**PROBLEM TO SOLVE**. Exclude the images, then return every line below exactly as written.

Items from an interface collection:
··········

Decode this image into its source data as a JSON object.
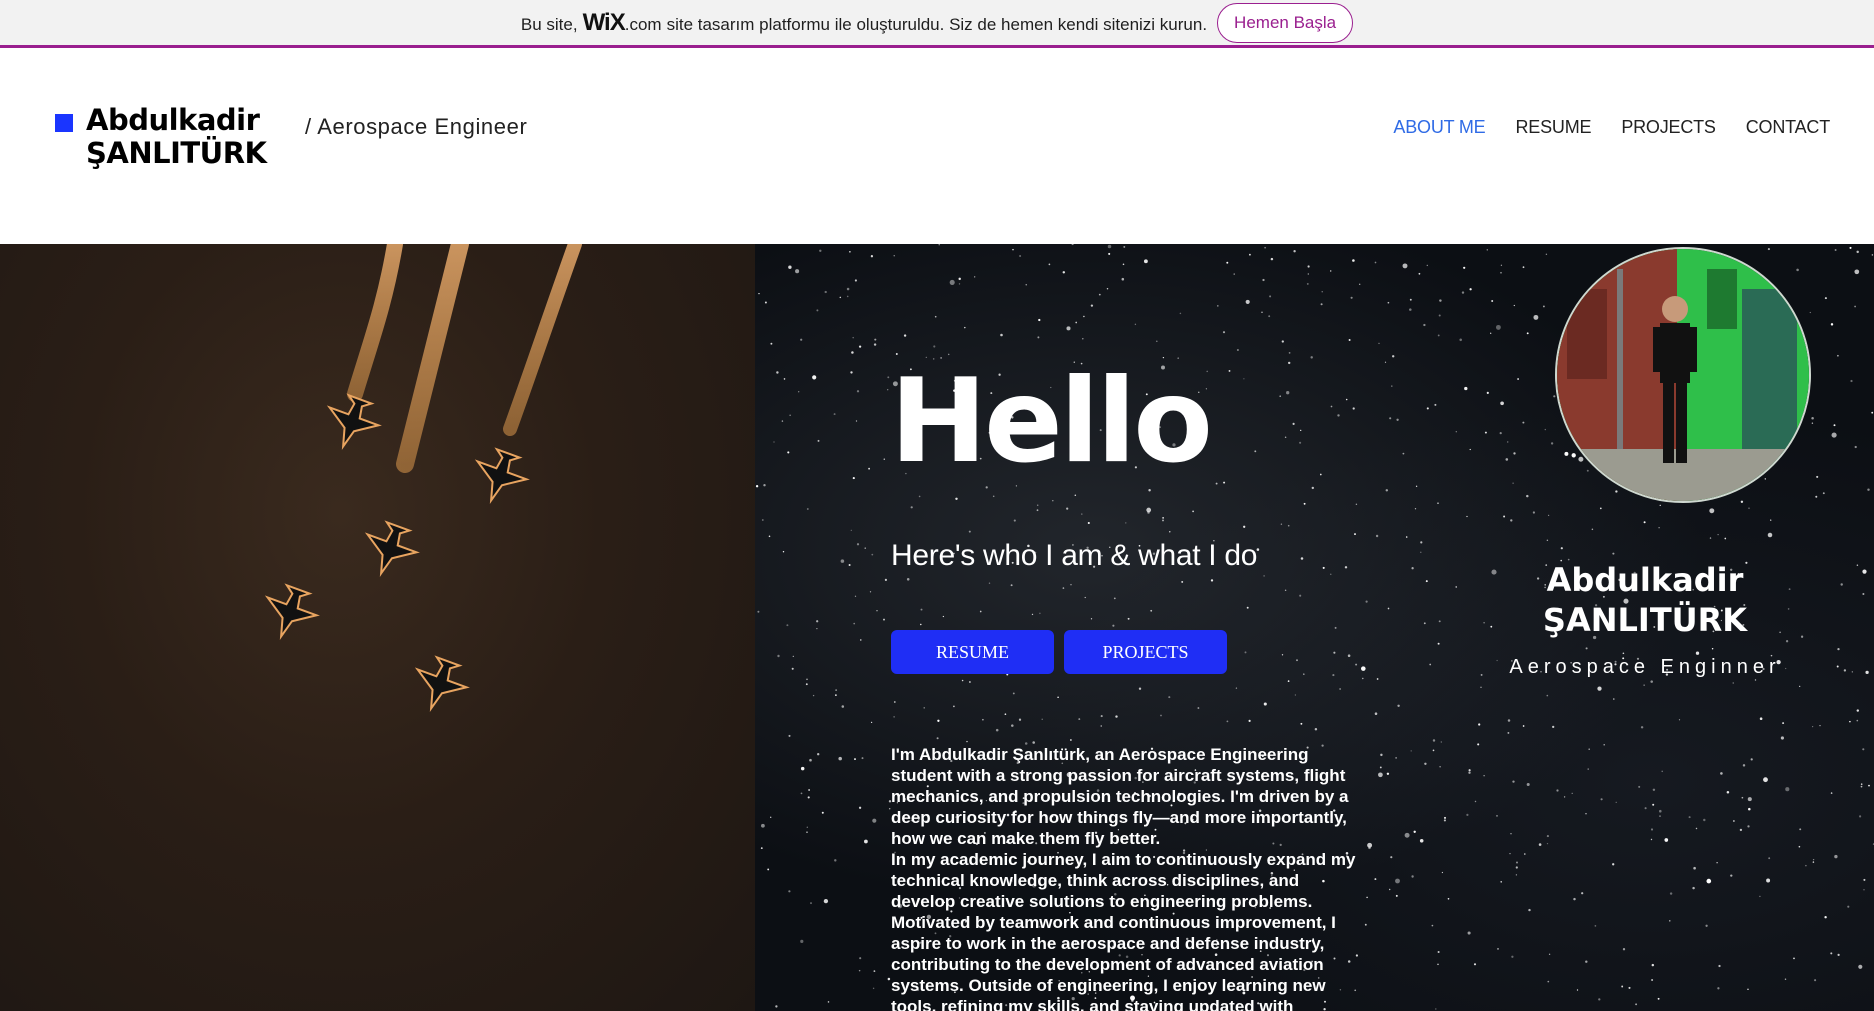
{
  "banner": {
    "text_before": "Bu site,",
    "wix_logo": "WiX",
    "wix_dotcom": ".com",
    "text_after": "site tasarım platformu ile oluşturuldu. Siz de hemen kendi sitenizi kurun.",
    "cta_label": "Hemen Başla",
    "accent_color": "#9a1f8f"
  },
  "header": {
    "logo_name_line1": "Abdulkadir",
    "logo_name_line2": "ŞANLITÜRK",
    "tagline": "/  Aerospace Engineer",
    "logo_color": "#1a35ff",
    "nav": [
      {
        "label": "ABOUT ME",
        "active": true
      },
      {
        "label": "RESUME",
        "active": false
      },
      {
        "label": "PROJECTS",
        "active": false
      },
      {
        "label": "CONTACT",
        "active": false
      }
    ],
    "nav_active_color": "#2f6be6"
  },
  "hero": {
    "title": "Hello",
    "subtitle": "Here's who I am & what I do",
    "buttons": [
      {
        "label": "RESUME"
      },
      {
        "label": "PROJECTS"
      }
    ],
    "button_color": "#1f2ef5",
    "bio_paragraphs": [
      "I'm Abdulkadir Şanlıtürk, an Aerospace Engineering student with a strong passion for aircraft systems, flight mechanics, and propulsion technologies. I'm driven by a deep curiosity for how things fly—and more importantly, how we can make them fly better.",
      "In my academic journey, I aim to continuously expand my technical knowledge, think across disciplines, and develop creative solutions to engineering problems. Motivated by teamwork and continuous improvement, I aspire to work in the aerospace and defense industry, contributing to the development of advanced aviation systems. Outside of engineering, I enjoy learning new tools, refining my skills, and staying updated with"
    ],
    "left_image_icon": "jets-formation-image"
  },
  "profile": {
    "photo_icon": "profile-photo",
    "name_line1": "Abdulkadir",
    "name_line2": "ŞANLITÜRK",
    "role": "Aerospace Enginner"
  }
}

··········

**ANSWER TO THIS PROBLEM**.
Decode this image into its source data as a JSON object.
{
  "banner": {
    "text_before": "Bu site,",
    "wix_logo": "WiX",
    "wix_dotcom": ".com",
    "text_after": "site tasarım platformu ile oluşturuldu. Siz de hemen kendi sitenizi kurun.",
    "cta_label": "Hemen Başla",
    "accent_color": "#9a1f8f"
  },
  "header": {
    "logo_name_line1": "Abdulkadir",
    "logo_name_line2": "ŞANLITÜRK",
    "tagline": "/  Aerospace Engineer",
    "logo_color": "#1a35ff",
    "nav": [
      {
        "label": "ABOUT ME",
        "active": true
      },
      {
        "label": "RESUME",
        "active": false
      },
      {
        "label": "PROJECTS",
        "active": false
      },
      {
        "label": "CONTACT",
        "active": false
      }
    ],
    "nav_active_color": "#2f6be6"
  },
  "hero": {
    "title": "Hello",
    "subtitle": "Here's who I am & what I do",
    "buttons": [
      {
        "label": "RESUME"
      },
      {
        "label": "PROJECTS"
      }
    ],
    "button_color": "#1f2ef5",
    "bio_paragraphs": [
      "I'm Abdulkadir Şanlıtürk, an Aerospace Engineering student with a strong passion for aircraft systems, flight mechanics, and propulsion technologies. I'm driven by a deep curiosity for how things fly—and more importantly, how we can make them fly better.",
      "In my academic journey, I aim to continuously expand my technical knowledge, think across disciplines, and develop creative solutions to engineering problems. Motivated by teamwork and continuous improvement, I aspire to work in the aerospace and defense industry, contributing to the development of advanced aviation systems. Outside of engineering, I enjoy learning new tools, refining my skills, and staying updated with"
    ],
    "left_image_icon": "jets-formation-image"
  },
  "profile": {
    "photo_icon": "profile-photo",
    "name_line1": "Abdulkadir",
    "name_line2": "ŞANLITÜRK",
    "role": "Aerospace Enginner"
  }
}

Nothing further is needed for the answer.